● **Task description**
Every record that follows must be duplicated exactly, with images left out.

Stored items from a collection

>>>

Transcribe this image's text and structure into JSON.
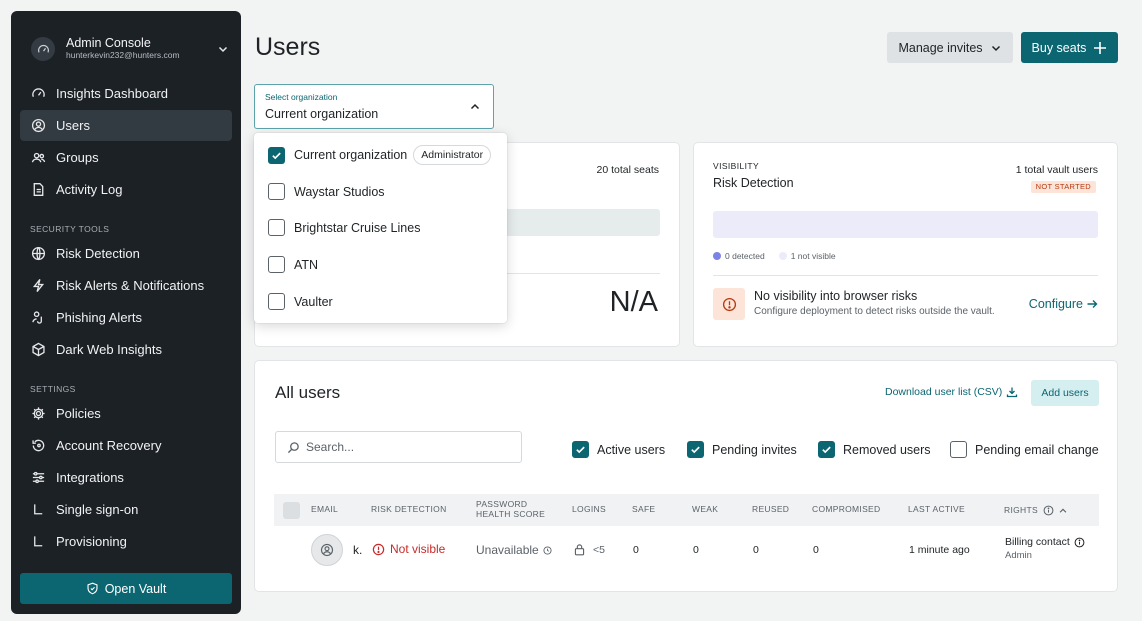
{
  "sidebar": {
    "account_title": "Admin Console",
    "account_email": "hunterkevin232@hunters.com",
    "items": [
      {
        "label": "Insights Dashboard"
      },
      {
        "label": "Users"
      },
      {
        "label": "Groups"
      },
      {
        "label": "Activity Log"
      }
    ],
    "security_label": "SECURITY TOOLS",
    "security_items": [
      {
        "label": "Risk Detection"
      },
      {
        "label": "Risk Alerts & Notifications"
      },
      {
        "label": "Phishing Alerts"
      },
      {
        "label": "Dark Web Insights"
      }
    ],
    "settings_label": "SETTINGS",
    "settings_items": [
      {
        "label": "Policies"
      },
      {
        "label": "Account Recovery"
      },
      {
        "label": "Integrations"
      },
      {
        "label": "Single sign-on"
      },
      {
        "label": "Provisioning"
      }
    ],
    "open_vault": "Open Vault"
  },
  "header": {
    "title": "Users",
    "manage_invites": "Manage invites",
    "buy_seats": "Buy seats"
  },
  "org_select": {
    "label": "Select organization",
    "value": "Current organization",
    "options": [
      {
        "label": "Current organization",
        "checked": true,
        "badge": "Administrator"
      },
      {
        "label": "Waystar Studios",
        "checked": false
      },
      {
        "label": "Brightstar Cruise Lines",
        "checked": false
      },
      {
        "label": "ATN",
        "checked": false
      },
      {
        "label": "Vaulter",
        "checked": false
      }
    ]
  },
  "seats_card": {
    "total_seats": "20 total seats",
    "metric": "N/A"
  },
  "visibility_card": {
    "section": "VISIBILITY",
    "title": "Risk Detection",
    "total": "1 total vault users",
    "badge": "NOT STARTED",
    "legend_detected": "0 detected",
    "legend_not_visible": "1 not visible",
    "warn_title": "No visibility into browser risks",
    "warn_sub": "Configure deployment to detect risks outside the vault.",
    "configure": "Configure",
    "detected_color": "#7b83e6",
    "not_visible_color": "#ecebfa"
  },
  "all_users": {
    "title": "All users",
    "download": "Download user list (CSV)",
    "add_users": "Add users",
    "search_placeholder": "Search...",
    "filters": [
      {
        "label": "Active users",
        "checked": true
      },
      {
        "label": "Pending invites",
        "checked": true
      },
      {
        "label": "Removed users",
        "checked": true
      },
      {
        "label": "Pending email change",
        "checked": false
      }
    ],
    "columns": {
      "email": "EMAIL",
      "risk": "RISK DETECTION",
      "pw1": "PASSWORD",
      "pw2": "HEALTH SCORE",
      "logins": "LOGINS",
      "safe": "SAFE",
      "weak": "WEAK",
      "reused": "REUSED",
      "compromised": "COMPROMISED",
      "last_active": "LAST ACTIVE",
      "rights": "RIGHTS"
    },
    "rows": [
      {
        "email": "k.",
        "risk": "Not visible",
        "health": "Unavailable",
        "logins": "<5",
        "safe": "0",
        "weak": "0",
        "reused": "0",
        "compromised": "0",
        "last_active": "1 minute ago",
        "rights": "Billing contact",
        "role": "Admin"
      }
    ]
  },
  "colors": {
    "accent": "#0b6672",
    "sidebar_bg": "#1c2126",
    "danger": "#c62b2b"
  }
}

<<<

● **Task answer**
Transcribe this image's text and structure into JSON.
{
  "sidebar": {
    "account_title": "Admin Console",
    "account_email": "hunterkevin232@hunters.com",
    "items": [
      {
        "label": "Insights Dashboard"
      },
      {
        "label": "Users"
      },
      {
        "label": "Groups"
      },
      {
        "label": "Activity Log"
      }
    ],
    "security_label": "SECURITY TOOLS",
    "security_items": [
      {
        "label": "Risk Detection"
      },
      {
        "label": "Risk Alerts & Notifications"
      },
      {
        "label": "Phishing Alerts"
      },
      {
        "label": "Dark Web Insights"
      }
    ],
    "settings_label": "SETTINGS",
    "settings_items": [
      {
        "label": "Policies"
      },
      {
        "label": "Account Recovery"
      },
      {
        "label": "Integrations"
      },
      {
        "label": "Single sign-on"
      },
      {
        "label": "Provisioning"
      }
    ],
    "open_vault": "Open Vault"
  },
  "header": {
    "title": "Users",
    "manage_invites": "Manage invites",
    "buy_seats": "Buy seats"
  },
  "org_select": {
    "label": "Select organization",
    "value": "Current organization",
    "options": [
      {
        "label": "Current organization",
        "checked": true,
        "badge": "Administrator"
      },
      {
        "label": "Waystar Studios",
        "checked": false
      },
      {
        "label": "Brightstar Cruise Lines",
        "checked": false
      },
      {
        "label": "ATN",
        "checked": false
      },
      {
        "label": "Vaulter",
        "checked": false
      }
    ]
  },
  "seats_card": {
    "total_seats": "20 total seats",
    "metric": "N/A"
  },
  "visibility_card": {
    "section": "VISIBILITY",
    "title": "Risk Detection",
    "total": "1 total vault users",
    "badge": "NOT STARTED",
    "legend_detected": "0 detected",
    "legend_not_visible": "1 not visible",
    "warn_title": "No visibility into browser risks",
    "warn_sub": "Configure deployment to detect risks outside the vault.",
    "configure": "Configure",
    "detected_color": "#7b83e6",
    "not_visible_color": "#ecebfa"
  },
  "all_users": {
    "title": "All users",
    "download": "Download user list (CSV)",
    "add_users": "Add users",
    "search_placeholder": "Search...",
    "filters": [
      {
        "label": "Active users",
        "checked": true
      },
      {
        "label": "Pending invites",
        "checked": true
      },
      {
        "label": "Removed users",
        "checked": true
      },
      {
        "label": "Pending email change",
        "checked": false
      }
    ],
    "columns": {
      "email": "EMAIL",
      "risk": "RISK DETECTION",
      "pw1": "PASSWORD",
      "pw2": "HEALTH SCORE",
      "logins": "LOGINS",
      "safe": "SAFE",
      "weak": "WEAK",
      "reused": "REUSED",
      "compromised": "COMPROMISED",
      "last_active": "LAST ACTIVE",
      "rights": "RIGHTS"
    },
    "rows": [
      {
        "email": "k.",
        "risk": "Not visible",
        "health": "Unavailable",
        "logins": "<5",
        "safe": "0",
        "weak": "0",
        "reused": "0",
        "compromised": "0",
        "last_active": "1 minute ago",
        "rights": "Billing contact",
        "role": "Admin"
      }
    ]
  },
  "colors": {
    "accent": "#0b6672",
    "sidebar_bg": "#1c2126",
    "danger": "#c62b2b"
  }
}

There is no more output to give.